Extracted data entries
######

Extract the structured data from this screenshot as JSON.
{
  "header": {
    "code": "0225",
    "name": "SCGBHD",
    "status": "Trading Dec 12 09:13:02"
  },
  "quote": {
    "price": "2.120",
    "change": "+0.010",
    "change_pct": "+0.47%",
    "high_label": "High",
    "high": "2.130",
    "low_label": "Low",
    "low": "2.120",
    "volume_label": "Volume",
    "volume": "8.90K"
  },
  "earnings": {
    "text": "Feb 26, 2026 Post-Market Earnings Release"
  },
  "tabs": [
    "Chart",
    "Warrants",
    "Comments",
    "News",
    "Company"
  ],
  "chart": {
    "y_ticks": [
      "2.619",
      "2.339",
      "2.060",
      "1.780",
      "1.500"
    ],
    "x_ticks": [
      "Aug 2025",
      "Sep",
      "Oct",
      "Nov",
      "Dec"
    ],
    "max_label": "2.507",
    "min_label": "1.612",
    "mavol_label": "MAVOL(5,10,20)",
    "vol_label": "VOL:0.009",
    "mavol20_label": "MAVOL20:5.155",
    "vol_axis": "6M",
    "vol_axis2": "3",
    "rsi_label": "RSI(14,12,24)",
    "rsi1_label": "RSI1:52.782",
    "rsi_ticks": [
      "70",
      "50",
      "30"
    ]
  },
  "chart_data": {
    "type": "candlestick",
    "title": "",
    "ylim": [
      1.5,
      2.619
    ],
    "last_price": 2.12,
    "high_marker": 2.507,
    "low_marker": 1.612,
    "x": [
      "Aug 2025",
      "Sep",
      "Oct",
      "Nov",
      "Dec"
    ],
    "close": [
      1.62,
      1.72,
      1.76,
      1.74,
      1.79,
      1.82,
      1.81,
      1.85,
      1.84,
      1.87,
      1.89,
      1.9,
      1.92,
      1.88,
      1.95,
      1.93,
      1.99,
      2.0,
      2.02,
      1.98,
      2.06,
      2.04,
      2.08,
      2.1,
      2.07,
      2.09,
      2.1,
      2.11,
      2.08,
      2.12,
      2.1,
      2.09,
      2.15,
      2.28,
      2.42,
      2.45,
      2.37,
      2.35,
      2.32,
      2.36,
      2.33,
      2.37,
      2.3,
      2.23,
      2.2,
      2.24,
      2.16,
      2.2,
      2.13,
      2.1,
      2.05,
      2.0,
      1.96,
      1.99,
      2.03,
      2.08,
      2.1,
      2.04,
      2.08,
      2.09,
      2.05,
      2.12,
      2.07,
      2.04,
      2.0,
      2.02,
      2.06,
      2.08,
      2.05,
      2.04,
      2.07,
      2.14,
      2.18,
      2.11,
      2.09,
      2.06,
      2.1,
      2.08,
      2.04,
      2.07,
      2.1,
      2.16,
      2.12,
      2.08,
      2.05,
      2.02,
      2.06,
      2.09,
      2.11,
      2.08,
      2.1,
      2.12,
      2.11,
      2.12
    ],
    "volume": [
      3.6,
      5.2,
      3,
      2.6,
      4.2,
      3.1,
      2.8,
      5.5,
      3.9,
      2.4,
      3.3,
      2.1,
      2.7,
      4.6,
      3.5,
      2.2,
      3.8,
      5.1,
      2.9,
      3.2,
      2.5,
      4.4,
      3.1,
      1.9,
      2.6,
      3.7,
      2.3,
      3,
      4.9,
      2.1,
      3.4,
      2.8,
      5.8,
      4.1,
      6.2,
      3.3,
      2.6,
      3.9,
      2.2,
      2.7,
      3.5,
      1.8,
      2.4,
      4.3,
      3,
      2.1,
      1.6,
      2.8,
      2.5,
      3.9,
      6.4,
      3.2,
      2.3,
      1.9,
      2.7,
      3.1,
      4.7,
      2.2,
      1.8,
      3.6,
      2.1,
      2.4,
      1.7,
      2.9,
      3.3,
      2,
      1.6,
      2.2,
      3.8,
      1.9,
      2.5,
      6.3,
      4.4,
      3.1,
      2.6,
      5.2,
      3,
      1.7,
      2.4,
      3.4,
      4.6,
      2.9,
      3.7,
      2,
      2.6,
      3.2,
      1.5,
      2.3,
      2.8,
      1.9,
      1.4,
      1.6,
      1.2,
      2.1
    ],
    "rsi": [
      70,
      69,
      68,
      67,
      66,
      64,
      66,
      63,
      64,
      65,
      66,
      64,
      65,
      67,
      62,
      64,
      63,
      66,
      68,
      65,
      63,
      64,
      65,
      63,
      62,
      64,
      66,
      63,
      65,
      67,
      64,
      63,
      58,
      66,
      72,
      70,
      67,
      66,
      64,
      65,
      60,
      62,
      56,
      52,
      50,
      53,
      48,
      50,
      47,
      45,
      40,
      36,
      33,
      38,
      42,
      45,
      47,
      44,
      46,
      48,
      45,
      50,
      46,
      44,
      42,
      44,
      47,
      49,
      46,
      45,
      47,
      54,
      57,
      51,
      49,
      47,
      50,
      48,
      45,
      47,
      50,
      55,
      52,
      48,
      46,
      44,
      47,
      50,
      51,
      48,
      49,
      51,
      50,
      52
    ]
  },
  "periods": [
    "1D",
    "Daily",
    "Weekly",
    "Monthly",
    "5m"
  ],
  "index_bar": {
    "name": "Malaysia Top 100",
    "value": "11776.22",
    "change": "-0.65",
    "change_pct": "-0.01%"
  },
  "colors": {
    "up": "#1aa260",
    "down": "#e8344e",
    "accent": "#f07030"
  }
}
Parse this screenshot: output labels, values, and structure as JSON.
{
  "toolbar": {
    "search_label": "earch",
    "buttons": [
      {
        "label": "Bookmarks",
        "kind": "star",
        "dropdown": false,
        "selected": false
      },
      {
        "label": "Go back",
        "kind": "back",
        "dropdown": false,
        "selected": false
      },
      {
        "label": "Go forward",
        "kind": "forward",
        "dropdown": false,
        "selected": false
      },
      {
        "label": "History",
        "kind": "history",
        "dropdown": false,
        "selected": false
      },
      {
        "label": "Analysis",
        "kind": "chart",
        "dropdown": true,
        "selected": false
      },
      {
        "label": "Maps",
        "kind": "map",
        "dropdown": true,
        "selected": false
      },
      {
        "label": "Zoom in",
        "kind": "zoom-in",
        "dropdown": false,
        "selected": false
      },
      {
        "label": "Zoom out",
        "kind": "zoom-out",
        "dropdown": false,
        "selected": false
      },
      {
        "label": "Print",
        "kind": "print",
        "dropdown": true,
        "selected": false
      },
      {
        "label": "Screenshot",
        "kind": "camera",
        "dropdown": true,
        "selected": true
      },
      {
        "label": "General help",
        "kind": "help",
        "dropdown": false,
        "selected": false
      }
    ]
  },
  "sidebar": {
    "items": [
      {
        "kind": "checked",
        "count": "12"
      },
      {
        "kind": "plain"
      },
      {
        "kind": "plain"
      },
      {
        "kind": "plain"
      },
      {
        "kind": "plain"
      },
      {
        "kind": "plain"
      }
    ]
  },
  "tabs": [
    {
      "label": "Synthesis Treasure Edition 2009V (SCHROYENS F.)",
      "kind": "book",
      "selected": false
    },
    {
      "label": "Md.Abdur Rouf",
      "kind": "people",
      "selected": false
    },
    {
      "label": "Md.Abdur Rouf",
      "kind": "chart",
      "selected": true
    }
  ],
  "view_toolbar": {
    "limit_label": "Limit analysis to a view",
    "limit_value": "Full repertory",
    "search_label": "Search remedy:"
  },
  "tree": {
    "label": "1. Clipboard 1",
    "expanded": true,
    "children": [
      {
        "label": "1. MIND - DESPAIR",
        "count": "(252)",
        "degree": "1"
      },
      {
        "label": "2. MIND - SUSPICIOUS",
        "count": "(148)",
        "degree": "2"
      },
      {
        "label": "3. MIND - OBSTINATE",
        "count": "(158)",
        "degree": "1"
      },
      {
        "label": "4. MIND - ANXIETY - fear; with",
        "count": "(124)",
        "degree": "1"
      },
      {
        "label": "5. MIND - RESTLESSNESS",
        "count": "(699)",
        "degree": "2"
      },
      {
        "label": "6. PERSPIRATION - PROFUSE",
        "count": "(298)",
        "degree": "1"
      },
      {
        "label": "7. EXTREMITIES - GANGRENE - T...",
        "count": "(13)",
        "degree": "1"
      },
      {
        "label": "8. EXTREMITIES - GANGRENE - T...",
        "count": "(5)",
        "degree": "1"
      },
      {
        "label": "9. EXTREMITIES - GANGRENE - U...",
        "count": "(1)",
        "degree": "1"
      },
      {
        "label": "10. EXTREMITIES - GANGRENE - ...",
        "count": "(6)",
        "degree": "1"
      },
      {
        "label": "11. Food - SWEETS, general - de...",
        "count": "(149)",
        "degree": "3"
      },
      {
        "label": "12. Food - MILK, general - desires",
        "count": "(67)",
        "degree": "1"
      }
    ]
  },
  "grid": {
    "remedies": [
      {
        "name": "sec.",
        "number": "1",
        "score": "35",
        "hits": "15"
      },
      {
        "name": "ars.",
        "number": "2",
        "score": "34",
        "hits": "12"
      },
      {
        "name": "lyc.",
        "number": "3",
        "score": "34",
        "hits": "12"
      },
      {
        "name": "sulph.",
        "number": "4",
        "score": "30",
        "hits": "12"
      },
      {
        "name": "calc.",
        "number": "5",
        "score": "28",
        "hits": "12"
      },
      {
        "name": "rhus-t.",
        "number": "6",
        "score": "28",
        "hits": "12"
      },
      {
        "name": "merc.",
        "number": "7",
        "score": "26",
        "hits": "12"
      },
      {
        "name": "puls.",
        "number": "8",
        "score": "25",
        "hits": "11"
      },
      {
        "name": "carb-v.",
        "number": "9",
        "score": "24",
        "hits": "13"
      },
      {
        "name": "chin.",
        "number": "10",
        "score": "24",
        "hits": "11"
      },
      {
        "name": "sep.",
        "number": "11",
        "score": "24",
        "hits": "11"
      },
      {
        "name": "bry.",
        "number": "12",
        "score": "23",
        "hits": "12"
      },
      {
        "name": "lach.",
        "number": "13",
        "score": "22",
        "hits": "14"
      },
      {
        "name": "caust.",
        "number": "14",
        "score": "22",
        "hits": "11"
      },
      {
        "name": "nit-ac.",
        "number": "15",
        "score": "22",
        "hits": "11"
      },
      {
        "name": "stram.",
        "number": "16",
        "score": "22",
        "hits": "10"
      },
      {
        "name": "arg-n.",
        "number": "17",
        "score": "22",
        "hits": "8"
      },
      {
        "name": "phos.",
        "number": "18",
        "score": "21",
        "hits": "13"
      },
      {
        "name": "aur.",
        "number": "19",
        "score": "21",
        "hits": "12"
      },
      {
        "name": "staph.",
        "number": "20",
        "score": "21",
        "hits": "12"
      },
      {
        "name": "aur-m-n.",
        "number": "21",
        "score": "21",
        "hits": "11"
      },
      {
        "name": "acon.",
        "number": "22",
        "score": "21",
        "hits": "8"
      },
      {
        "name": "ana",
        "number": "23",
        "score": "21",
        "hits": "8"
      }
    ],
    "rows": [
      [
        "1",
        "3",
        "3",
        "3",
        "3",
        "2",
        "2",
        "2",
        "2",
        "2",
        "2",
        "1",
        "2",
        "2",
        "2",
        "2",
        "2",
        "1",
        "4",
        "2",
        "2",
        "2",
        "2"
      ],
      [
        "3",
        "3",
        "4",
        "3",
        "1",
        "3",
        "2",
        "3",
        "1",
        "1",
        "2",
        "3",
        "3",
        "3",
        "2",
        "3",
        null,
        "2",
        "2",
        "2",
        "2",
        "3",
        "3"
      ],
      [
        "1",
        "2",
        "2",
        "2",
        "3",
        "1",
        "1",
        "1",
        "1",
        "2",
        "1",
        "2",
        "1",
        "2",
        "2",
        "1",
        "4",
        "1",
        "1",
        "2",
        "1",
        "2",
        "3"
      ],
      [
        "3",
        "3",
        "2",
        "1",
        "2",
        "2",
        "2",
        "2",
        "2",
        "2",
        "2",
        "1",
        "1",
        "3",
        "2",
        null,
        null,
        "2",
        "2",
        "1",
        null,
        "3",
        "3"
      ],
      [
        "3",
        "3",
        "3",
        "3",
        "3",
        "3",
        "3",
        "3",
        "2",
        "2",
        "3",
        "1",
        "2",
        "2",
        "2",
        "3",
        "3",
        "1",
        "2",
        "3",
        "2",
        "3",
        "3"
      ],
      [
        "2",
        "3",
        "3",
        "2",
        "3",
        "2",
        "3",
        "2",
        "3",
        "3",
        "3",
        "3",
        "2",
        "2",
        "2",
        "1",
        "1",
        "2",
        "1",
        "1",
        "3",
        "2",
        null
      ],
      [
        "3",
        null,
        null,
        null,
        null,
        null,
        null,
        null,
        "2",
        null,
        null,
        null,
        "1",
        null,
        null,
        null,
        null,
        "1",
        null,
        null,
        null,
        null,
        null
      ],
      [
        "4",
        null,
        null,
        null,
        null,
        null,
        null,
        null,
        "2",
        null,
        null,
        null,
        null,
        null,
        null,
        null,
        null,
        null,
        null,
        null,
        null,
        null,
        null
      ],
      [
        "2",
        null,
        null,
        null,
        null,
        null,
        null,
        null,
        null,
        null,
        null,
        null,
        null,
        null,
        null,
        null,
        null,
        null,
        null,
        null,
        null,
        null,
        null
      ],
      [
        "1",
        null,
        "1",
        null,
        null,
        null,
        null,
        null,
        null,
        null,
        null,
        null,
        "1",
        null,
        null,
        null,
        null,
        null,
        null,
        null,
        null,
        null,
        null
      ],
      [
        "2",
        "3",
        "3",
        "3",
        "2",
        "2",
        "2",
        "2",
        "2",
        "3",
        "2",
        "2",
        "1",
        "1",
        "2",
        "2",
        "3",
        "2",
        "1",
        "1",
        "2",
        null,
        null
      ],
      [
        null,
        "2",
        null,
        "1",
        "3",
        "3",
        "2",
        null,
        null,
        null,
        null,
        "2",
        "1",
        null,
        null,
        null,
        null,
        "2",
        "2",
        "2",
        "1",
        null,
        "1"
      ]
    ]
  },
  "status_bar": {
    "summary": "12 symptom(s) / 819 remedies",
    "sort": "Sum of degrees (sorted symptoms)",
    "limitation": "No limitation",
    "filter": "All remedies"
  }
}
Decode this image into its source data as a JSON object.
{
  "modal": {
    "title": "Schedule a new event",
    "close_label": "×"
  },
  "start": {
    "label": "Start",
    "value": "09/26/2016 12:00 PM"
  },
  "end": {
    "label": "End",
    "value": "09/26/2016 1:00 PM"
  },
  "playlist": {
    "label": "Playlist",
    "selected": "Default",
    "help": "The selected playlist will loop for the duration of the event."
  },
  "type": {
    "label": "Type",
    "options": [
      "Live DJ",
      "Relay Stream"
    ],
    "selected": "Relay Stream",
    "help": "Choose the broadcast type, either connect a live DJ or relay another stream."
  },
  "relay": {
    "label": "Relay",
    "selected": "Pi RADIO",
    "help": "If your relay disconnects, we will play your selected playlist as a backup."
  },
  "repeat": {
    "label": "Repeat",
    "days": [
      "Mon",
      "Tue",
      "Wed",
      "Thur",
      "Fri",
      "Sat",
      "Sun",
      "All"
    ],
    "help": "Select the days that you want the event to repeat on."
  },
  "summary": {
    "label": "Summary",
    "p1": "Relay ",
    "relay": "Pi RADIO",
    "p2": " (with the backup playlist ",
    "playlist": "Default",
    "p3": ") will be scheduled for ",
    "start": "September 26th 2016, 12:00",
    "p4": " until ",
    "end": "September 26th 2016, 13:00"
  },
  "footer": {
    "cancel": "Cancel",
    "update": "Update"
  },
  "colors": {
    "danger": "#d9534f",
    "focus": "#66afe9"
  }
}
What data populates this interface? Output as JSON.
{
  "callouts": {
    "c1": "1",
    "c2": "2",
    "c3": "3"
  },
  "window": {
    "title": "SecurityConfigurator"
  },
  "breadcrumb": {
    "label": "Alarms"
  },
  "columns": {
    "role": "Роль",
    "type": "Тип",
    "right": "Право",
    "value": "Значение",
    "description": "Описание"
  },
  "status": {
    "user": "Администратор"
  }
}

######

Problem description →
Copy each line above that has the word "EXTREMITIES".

Response →
        "label": "7. EXTREMITIES - GANGRENE - T...",
        "label": "8. EXTREMITIES - GANGRENE - T...",
        "label": "9. EXTREMITIES - GANGRENE - U...",
        "label": "10. EXTREMITIES - GANGRENE - ...",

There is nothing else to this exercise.